He was very much a team man, and all in all won 5 League medals, three Scottish Cup medals and two League Cup medals with Celtic.
He left for Crystal Palace with John Hughes in October 1971, when quite a few supporters thought that he still had a certain amount of football left in him. But Stein was bringing on youngsters like Dalglish and Connelly, and felt that Wallace could be released.
The suspicion remains that the now prickly Stein and Wallace fell out about something. Whether that is true or not, it is certainly true that Willie's career was now on the downward slope, although he did return to play for Dumbarton along with ex-Celt Charlie Gallagher and ex-Ranger Davie Wilson between 1972 and 1975.
Willie Wallace was a Coach with Ross County and Dundee before emigrating to Australia to play for a team called Apia and to set up a sports business. But like many another Celt, he will always be Willie Wallace of Celtic.
Oor Wullie, indeed, and perhaps an even greater man than the old foe of Edward 1 of England who bears the same name.
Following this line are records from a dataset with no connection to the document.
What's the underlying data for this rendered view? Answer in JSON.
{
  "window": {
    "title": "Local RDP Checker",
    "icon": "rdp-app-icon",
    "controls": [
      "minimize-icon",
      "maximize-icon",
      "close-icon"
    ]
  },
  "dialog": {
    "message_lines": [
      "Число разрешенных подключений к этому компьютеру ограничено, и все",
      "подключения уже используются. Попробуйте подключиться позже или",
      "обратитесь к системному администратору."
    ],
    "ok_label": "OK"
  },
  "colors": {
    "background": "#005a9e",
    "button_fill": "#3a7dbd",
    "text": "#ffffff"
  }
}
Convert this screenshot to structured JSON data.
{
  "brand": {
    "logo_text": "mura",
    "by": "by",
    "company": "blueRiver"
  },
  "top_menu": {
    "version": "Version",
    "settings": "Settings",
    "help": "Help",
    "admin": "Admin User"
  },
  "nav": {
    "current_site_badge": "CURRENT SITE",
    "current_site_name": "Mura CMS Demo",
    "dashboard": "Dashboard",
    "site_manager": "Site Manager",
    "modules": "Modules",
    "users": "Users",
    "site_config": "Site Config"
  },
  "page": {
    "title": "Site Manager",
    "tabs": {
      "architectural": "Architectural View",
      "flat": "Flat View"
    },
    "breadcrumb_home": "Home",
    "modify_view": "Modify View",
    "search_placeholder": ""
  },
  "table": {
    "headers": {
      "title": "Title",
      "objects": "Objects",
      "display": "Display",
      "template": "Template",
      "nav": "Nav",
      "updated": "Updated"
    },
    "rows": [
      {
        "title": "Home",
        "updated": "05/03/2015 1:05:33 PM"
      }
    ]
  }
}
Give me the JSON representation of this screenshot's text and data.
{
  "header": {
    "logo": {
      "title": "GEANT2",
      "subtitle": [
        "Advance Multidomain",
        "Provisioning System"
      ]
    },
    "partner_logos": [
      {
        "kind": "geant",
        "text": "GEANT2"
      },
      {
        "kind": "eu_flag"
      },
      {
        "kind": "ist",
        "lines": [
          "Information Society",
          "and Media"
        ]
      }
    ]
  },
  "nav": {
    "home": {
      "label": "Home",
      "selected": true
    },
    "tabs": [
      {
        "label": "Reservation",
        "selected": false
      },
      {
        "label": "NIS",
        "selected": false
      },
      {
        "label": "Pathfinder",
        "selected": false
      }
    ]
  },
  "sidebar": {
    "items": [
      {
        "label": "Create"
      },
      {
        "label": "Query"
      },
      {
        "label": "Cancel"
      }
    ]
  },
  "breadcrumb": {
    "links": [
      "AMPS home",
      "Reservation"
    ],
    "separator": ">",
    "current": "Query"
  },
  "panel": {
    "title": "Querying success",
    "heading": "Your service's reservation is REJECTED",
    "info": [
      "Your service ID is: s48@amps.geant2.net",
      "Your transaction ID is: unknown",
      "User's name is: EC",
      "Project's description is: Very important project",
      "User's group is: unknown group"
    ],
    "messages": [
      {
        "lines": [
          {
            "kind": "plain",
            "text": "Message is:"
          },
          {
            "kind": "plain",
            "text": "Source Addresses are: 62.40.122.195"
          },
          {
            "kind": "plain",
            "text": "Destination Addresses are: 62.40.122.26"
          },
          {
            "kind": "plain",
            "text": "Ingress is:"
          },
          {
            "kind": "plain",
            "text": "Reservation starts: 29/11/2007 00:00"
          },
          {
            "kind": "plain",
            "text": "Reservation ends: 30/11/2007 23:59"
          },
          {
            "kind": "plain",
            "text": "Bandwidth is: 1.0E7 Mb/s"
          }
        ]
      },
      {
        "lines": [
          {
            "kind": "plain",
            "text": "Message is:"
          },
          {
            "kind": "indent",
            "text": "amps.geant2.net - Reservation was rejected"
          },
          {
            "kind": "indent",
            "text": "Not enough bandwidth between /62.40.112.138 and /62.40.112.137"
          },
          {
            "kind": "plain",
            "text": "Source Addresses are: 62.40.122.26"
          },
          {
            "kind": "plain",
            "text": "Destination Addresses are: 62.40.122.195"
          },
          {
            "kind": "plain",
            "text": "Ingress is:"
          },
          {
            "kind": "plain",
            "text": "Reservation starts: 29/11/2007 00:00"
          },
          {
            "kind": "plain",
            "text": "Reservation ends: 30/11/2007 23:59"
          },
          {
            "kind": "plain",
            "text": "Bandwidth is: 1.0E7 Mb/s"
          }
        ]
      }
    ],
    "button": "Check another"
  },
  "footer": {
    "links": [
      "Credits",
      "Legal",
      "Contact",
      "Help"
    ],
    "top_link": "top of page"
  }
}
Those of us who saw him play for Celtic will never forget him.
Latest page update: made by joebloggscity
, May 11 2013, 4:26 AM EDT
(about this update
About This Update
Edited by joebloggscity
13 words added
- complete history)
More Info: links to this page
|Started By||Thread Subject||Replies||Last Post|
|Flynn||Willie Wallace - The Quiet Man||0||Oct 21 2006, 4:14 PM EDT by Flynn|
Thread started: Oct 21 2006, 4:14 PM EDT Watch
William Semple Brown Wallace, “Wispy” to his mates, (because of his quiet speaking voice) was born in Kirkintilloch on 23rd June, 1940. He began his senior football career with Stenhousemuir in 1958 as a “Sawdust-in-my-boots winger”, as he put it himself, and moved to Raith Rovers in October 1959. He soon attracted the attention of Hearts, and he joined the very successful Tynecastle club in 1961. Willie spent five full seasons with Hearts, winning a League Cup winner’s medal in October 1962 as Hearts beat Kilmarnock 1-0 in the final, and he was in the Hearts team who lost the league on goal average to Killie in 1965. Wispy won seven caps for Scotland. He faced England in two rip-roaring games; England won 4-3 at Hampden in 1966, and Scotland won 3-2 at Wembley in 1967. Willie was keen to move away from Hearts, and Rangers were known to be interested. Then, on December 6, with Rangers in Germany in the ECWC, Jock Stein struck and Willie signed for Celtic.
Willie made his Celtic debut against Motherwell on Saturday, 10th December, but didn't score in Celtic’s 4-2 win.
Willie scored two in his second game, a 6-2 home win against Partick Thistle, including a 20 yard rocket half-volley that nearly took the net off. That type of ferocious shooting was a Wallace trademark, and he ended the 1966-67 season with 21 goals from 29 appearances (21 League, 5 Scottish Cup, and 3 European Cup). Of course, he scored both goals in the 2-0 Scottish Cup Final win over Aberdeen at Hampden, and, perhaps more importantly, scored two goals in the vital 3-1 European Cup semi-final first leg win over Dukla Prague.
Over the next five seasons, Willie scored 134 goals in all competitions for Celtic, in 235 first team appearances. He was top scorer in seasons 1968-69 and 69-70. In October 1971, after a fall-out with Jock Stein, Willie and John Hughes were transferred to Crystal Palace for a joint fee of £50,000. Palace got a bargain!
Willie now lives in Australia.
Showing 1 of 1 threads for this page